# Records supplied:
====
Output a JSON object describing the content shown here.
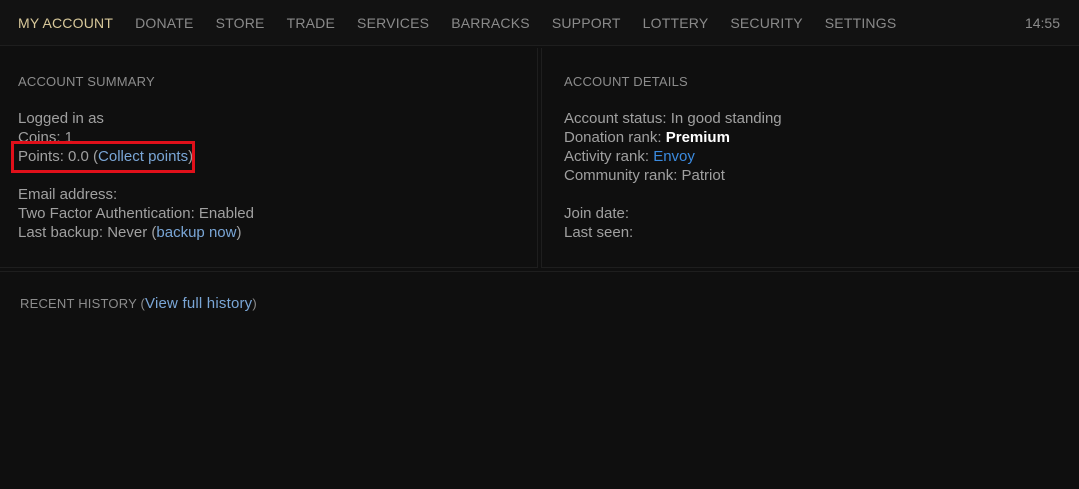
{
  "nav": {
    "items": [
      {
        "label": "MY ACCOUNT",
        "active": true
      },
      {
        "label": "DONATE"
      },
      {
        "label": "STORE"
      },
      {
        "label": "TRADE"
      },
      {
        "label": "SERVICES"
      },
      {
        "label": "BARRACKS"
      },
      {
        "label": "SUPPORT"
      },
      {
        "label": "LOTTERY"
      },
      {
        "label": "SECURITY"
      },
      {
        "label": "SETTINGS"
      }
    ],
    "clock": "14:55"
  },
  "summary": {
    "title": "ACCOUNT SUMMARY",
    "logged_in": "Logged in as",
    "coins": "Coins: 1",
    "points_prefix": "Points: 0.0 (",
    "collect_link": "Collect points",
    "points_suffix": ")",
    "email": "Email address:",
    "two_factor": "Two Factor Authentication: Enabled",
    "backup_prefix": "Last backup: Never (",
    "backup_link": "backup now",
    "backup_suffix": ")"
  },
  "details": {
    "title": "ACCOUNT DETAILS",
    "status": "Account status: In good standing",
    "donation_label": "Donation rank: ",
    "donation_value": "Premium",
    "activity_label": "Activity rank: ",
    "activity_value": "Envoy",
    "community": "Community rank: Patriot",
    "join_date": "Join date:",
    "last_seen": "Last seen:"
  },
  "history": {
    "title_prefix": "RECENT HISTORY (",
    "link": "View full history",
    "title_suffix": ")"
  },
  "colors": {
    "accent": "#d8c89a",
    "link": "#7aa6d6",
    "envoy": "#3b8be0",
    "highlight": "#e0101a"
  }
}
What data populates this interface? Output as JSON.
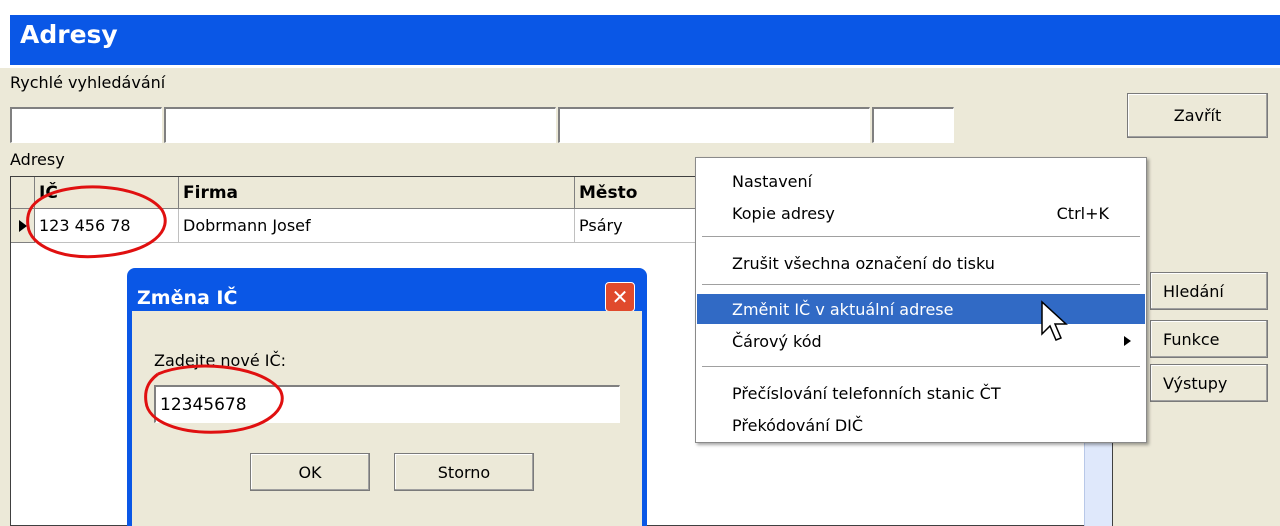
{
  "window": {
    "title": "Adresy"
  },
  "quick_search": {
    "label": "Rychlé vyhledávání",
    "fields": [
      "",
      "",
      "",
      ""
    ]
  },
  "buttons": {
    "close": "Zavřít",
    "search": "Hledání",
    "functions": "Funkce",
    "outputs": "Výstupy"
  },
  "grid": {
    "label": "Adresy",
    "columns": [
      "IČ",
      "Firma",
      "Město"
    ],
    "rows": [
      {
        "ic": "123 456 78",
        "firma": "Dobrmann Josef",
        "mesto": "Psáry"
      }
    ]
  },
  "context_menu": {
    "items": [
      {
        "label": "Nastavení",
        "shortcut": ""
      },
      {
        "label": "Kopie adresy",
        "shortcut": "Ctrl+K"
      },
      {
        "label": "Zrušit všechna označení do tisku",
        "shortcut": ""
      },
      {
        "label": "Změnit IČ v aktuální adrese",
        "shortcut": ""
      },
      {
        "label": "Čárový kód",
        "shortcut": ""
      },
      {
        "label": "Přečíslování telefonních stanic ČT",
        "shortcut": ""
      },
      {
        "label": "Překódování DIČ",
        "shortcut": ""
      }
    ],
    "highlight_color": "#316ac5"
  },
  "dialog": {
    "title": "Změna IČ",
    "prompt": "Zadejte nové IČ:",
    "value": "12345678",
    "ok": "OK",
    "cancel": "Storno"
  },
  "colors": {
    "title_bar": "#0a57e6",
    "annotation_circle": "#e01010"
  }
}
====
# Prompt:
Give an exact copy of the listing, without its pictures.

# Task solution:
Output a JSON object describing the content shown here.
{
  "nav": {
    "items": [
      {
        "label": "MY ACCOUNT",
        "active": true
      },
      {
        "label": "DONATE"
      },
      {
        "label": "STORE"
      },
      {
        "label": "TRADE"
      },
      {
        "label": "SERVICES"
      },
      {
        "label": "BARRACKS"
      },
      {
        "label": "SUPPORT"
      },
      {
        "label": "LOTTERY"
      },
      {
        "label": "SECURITY"
      },
      {
        "label": "SETTINGS"
      }
    ],
    "clock": "14:55"
  },
  "summary": {
    "title": "ACCOUNT SUMMARY",
    "logged_in": "Logged in as",
    "coins": "Coins: 1",
    "points_prefix": "Points: 0.0 (",
    "collect_link": "Collect points",
    "points_suffix": ")",
    "email": "Email address:",
    "two_factor": "Two Factor Authentication: Enabled",
    "backup_prefix": "Last backup: Never (",
    "backup_link": "backup now",
    "backup_suffix": ")"
  },
  "details": {
    "title": "ACCOUNT DETAILS",
    "status": "Account status: In good standing",
    "donation_label": "Donation rank: ",
    "donation_value": "Premium",
    "activity_label": "Activity rank: ",
    "activity_value": "Envoy",
    "community": "Community rank: Patriot",
    "join_date": "Join date:",
    "last_seen": "Last seen:"
  },
  "history": {
    "title_prefix": "RECENT HISTORY (",
    "link": "View full history",
    "title_suffix": ")"
  },
  "colors": {
    "accent": "#d8c89a",
    "link": "#7aa6d6",
    "envoy": "#3b8be0",
    "highlight": "#e0101a"
  }
}
What data populates this interface? Output as JSON.
{
  "window": {
    "title": "Adresy"
  },
  "quick_search": {
    "label": "Rychlé vyhledávání",
    "fields": [
      "",
      "",
      "",
      ""
    ]
  },
  "buttons": {
    "close": "Zavřít",
    "search": "Hledání",
    "functions": "Funkce",
    "outputs": "Výstupy"
  },
  "grid": {
    "label": "Adresy",
    "columns": [
      "IČ",
      "Firma",
      "Město"
    ],
    "rows": [
      {
        "ic": "123 456 78",
        "firma": "Dobrmann Josef",
        "mesto": "Psáry"
      }
    ]
  },
  "context_menu": {
    "items": [
      {
        "label": "Nastavení",
        "shortcut": ""
      },
      {
        "label": "Kopie adresy",
        "shortcut": "Ctrl+K"
      },
      {
        "label": "Zrušit všechna označení do tisku",
        "shortcut": ""
      },
      {
        "label": "Změnit IČ v aktuální adrese",
        "shortcut": ""
      },
      {
        "label": "Čárový kód",
        "shortcut": ""
      },
      {
        "label": "Přečíslování telefonních stanic ČT",
        "shortcut": ""
      },
      {
        "label": "Překódování DIČ",
        "shortcut": ""
      }
    ],
    "highlight_color": "#316ac5"
  },
  "dialog": {
    "title": "Změna IČ",
    "prompt": "Zadejte nové IČ:",
    "value": "12345678",
    "ok": "OK",
    "cancel": "Storno"
  },
  "colors": {
    "title_bar": "#0a57e6",
    "annotation_circle": "#e01010"
  }
}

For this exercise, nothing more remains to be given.